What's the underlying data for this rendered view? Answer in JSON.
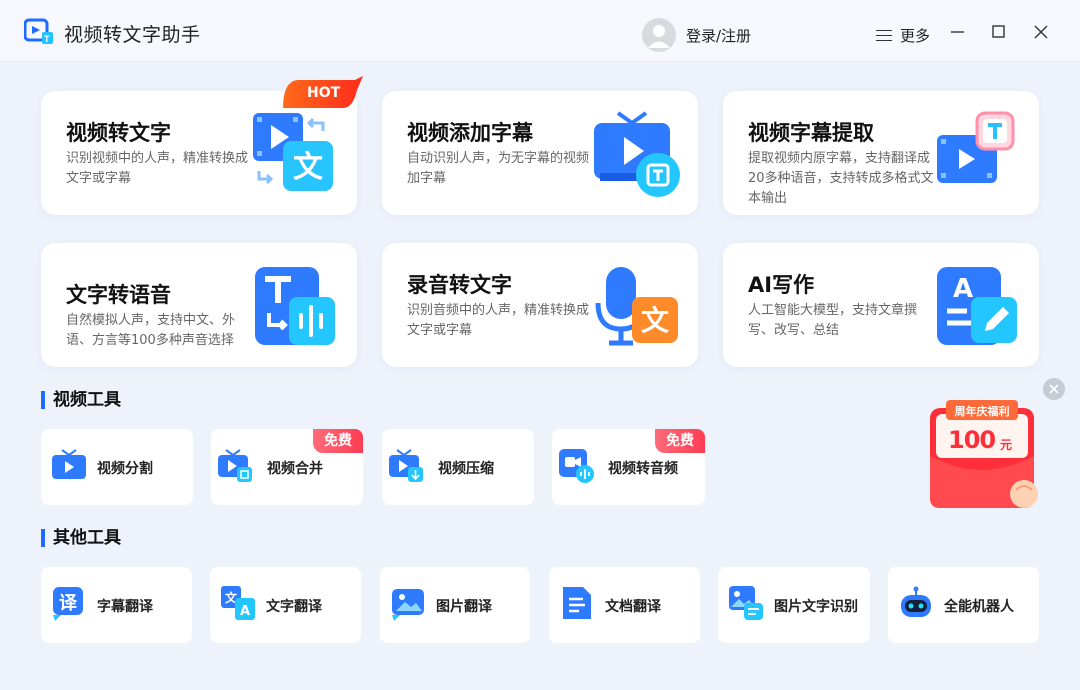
{
  "app": {
    "title": "视频转文字助手",
    "login_label": "登录/注册",
    "more_label": "更多"
  },
  "feature_cards": [
    {
      "title": "视频转文字",
      "desc": "识别视频中的人声，精准转换成文字或字幕",
      "icon": "video-to-text-icon",
      "badge": "HOT"
    },
    {
      "title": "视频添加字幕",
      "desc": "自动识别人声，为无字幕的视频加字幕",
      "icon": "tv-subtitle-icon"
    },
    {
      "title": "视频字幕提取",
      "desc": "提取视频内原字幕，支持翻译成20多种语音，支持转成多格式文本输出",
      "icon": "subtitle-extract-icon"
    },
    {
      "title": "文字转语音",
      "desc": "自然模拟人声，支持中文、外语、方言等100多种声音选择",
      "icon": "text-to-speech-icon"
    },
    {
      "title": "录音转文字",
      "desc": "识别音频中的人声，精准转换成文字或字幕",
      "icon": "mic-to-text-icon"
    },
    {
      "title": "AI写作",
      "desc": "人工智能大模型，支持文章撰写、改写、总结",
      "icon": "ai-writing-icon"
    }
  ],
  "sections": {
    "video_tools": "视频工具",
    "other_tools": "其他工具"
  },
  "video_tools": [
    {
      "label": "视频分割",
      "icon": "video-split-icon"
    },
    {
      "label": "视频合并",
      "icon": "video-merge-icon",
      "badge": "免费"
    },
    {
      "label": "视频压缩",
      "icon": "video-compress-icon"
    },
    {
      "label": "视频转音频",
      "icon": "video-to-audio-icon",
      "badge": "免费"
    }
  ],
  "other_tools": [
    {
      "label": "字幕翻译",
      "icon": "subtitle-translate-icon"
    },
    {
      "label": "文字翻译",
      "icon": "text-translate-icon"
    },
    {
      "label": "图片翻译",
      "icon": "image-translate-icon"
    },
    {
      "label": "文档翻译",
      "icon": "document-translate-icon"
    },
    {
      "label": "图片文字识别",
      "icon": "image-ocr-icon"
    },
    {
      "label": "全能机器人",
      "icon": "robot-icon"
    }
  ],
  "promo": {
    "banner_text": "周年庆福利",
    "amount": "100",
    "unit": "元"
  },
  "colors": {
    "accent": "#1f6bff",
    "background": "#eef2fb",
    "hot": "#ff4a1c",
    "free": "#ff3d55",
    "promo_red": "#ff2f3a"
  }
}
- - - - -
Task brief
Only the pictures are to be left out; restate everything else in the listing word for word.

Result for this exercise
What's the underlying data for this rendered view? Answer in JSON.
{
  "app": {
    "title": "视频转文字助手",
    "login_label": "登录/注册",
    "more_label": "更多"
  },
  "feature_cards": [
    {
      "title": "视频转文字",
      "desc": "识别视频中的人声，精准转换成文字或字幕",
      "icon": "video-to-text-icon",
      "badge": "HOT"
    },
    {
      "title": "视频添加字幕",
      "desc": "自动识别人声，为无字幕的视频加字幕",
      "icon": "tv-subtitle-icon"
    },
    {
      "title": "视频字幕提取",
      "desc": "提取视频内原字幕，支持翻译成20多种语音，支持转成多格式文本输出",
      "icon": "subtitle-extract-icon"
    },
    {
      "title": "文字转语音",
      "desc": "自然模拟人声，支持中文、外语、方言等100多种声音选择",
      "icon": "text-to-speech-icon"
    },
    {
      "title": "录音转文字",
      "desc": "识别音频中的人声，精准转换成文字或字幕",
      "icon": "mic-to-text-icon"
    },
    {
      "title": "AI写作",
      "desc": "人工智能大模型，支持文章撰写、改写、总结",
      "icon": "ai-writing-icon"
    }
  ],
  "sections": {
    "video_tools": "视频工具",
    "other_tools": "其他工具"
  },
  "video_tools": [
    {
      "label": "视频分割",
      "icon": "video-split-icon"
    },
    {
      "label": "视频合并",
      "icon": "video-merge-icon",
      "badge": "免费"
    },
    {
      "label": "视频压缩",
      "icon": "video-compress-icon"
    },
    {
      "label": "视频转音频",
      "icon": "video-to-audio-icon",
      "badge": "免费"
    }
  ],
  "other_tools": [
    {
      "label": "字幕翻译",
      "icon": "subtitle-translate-icon"
    },
    {
      "label": "文字翻译",
      "icon": "text-translate-icon"
    },
    {
      "label": "图片翻译",
      "icon": "image-translate-icon"
    },
    {
      "label": "文档翻译",
      "icon": "document-translate-icon"
    },
    {
      "label": "图片文字识别",
      "icon": "image-ocr-icon"
    },
    {
      "label": "全能机器人",
      "icon": "robot-icon"
    }
  ],
  "promo": {
    "banner_text": "周年庆福利",
    "amount": "100",
    "unit": "元"
  },
  "colors": {
    "accent": "#1f6bff",
    "background": "#eef2fb",
    "hot": "#ff4a1c",
    "free": "#ff3d55",
    "promo_red": "#ff2f3a"
  }
}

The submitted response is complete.